This article is about the folly at the Château de Chantilly; for the Parisian hameau, see Hameau de Chantilly (Paris).

The Hameau de Chantilly ('hamlet of Chantilly') is a folly in the park of the Château de Chantilly built in 1774 and consisting of seven rustic thatched cottages with luxurious interiors set in a garden.

Louis Joseph, Prince of Condé had his architect Jean-François Leroy design seven rustic cottages for the grounds of the Château de Chantilly in 1774: le Salon 'the parlor', le Billard 'the billiard room', la Salle à manger 'the dining room', la Cuisine 'the kitchen', le Moulin 'the mill'; l'Étable 'the stables' and le Cabinet de lecture 'the reading room' no longer stand. The contrast between the rustic exteriors and the richly decorated interiors surprised and astonished guests. The success and reputation of this hamlet inspired Queen Marie-Antoinette's Hameau de la reine in the gardens of the Petit Trianon at the Château de Versailles. The Revolution spared the hamlet, which was restored by Henri d'Orléans, Duc d'Aumale when he returned to Chantilly in 1870.
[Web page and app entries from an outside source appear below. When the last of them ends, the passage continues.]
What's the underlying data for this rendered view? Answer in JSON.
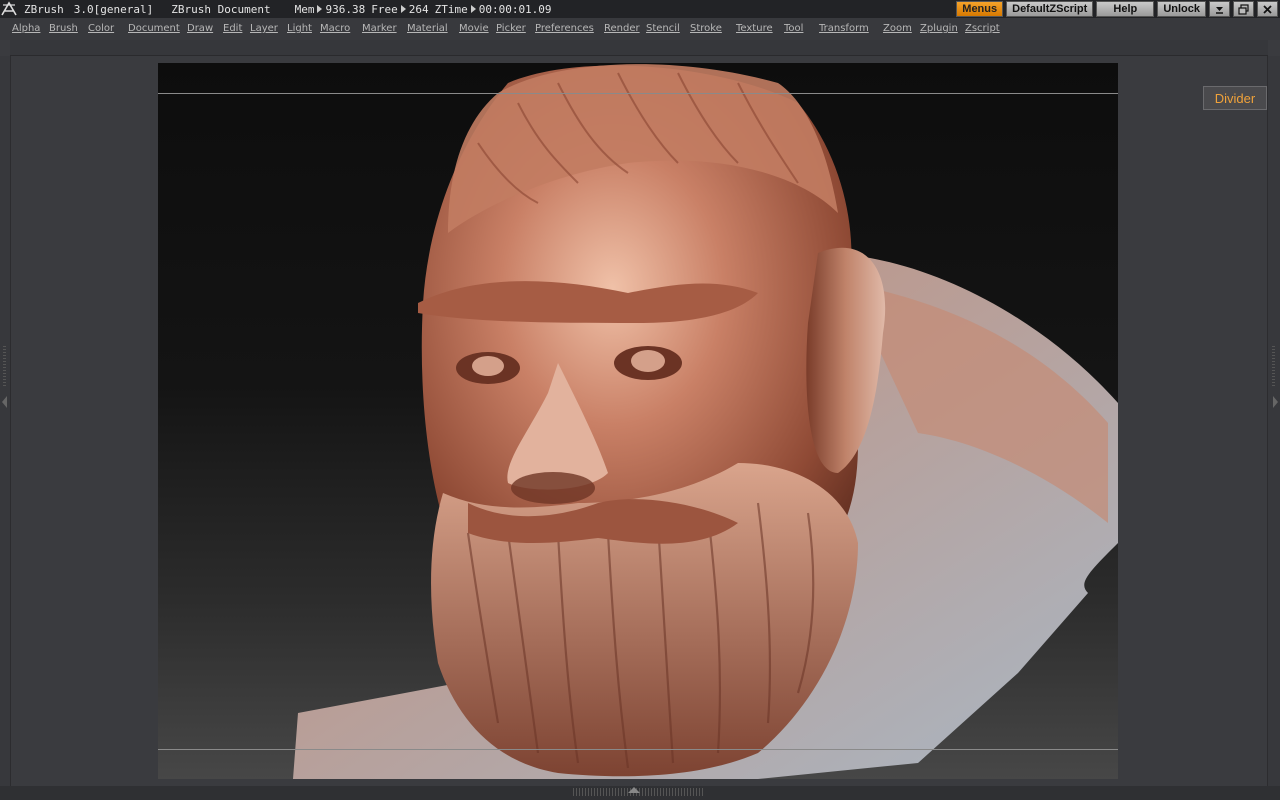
{
  "title_bar": {
    "app_name": "ZBrush",
    "version": "3.0[general]",
    "document": "ZBrush Document",
    "mem_label": "Mem",
    "mem_value": "936.38",
    "free_label": "Free",
    "free_value": "264",
    "ztime_label": "ZTime",
    "ztime_value": "00:00:01.09",
    "buttons": {
      "menus": "Menus",
      "script": "DefaultZScript",
      "help": "Help",
      "unlock": "Unlock"
    }
  },
  "menu_bar": {
    "items": [
      "Alpha",
      "Brush",
      "Color",
      "Document",
      "Draw",
      "Edit",
      "Layer",
      "Light",
      "Macro",
      "Marker",
      "Material",
      "Movie",
      "Picker",
      "Preferences",
      "Render",
      "Stencil",
      "Stroke",
      "Texture",
      "Tool",
      "Transform",
      "Zoom",
      "Zplugin",
      "Zscript"
    ]
  },
  "right_shelf": {
    "divider_label": "Divider"
  },
  "icons": {
    "logo": "zbrush-logo-icon",
    "minimize": "collapse-icon",
    "restore": "restore-window-icon",
    "close": "close-icon"
  },
  "colors": {
    "accent": "#e48a10",
    "sculpt_clay": "#b86a50"
  }
}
In 2007-2008, the exteriors of the cottages were restored using period watercolors and engravings to guide the work; the original rich interiors, however, had disappeared during the 19th century.[1]

Currently the mill houses a restaurant, Aux Goûters Champêtres.

In 1787, Bathilde d'Orléans, whose main residence was the Château de Chantilly, built a similar hameau in the gardens of the Élysée Palace, the Hameau de Chantilly (Paris).

Notes[edit]

  1. ^ Claire Bommelaer, "Le hameau de Chantilly retrouve son aspect XVIIIe", Le Figaro 03/10/2008 full text

Coordinates: 49°11′38″N 2°29′38″E / 49.194°N 2.494°E / 49.194; 2.494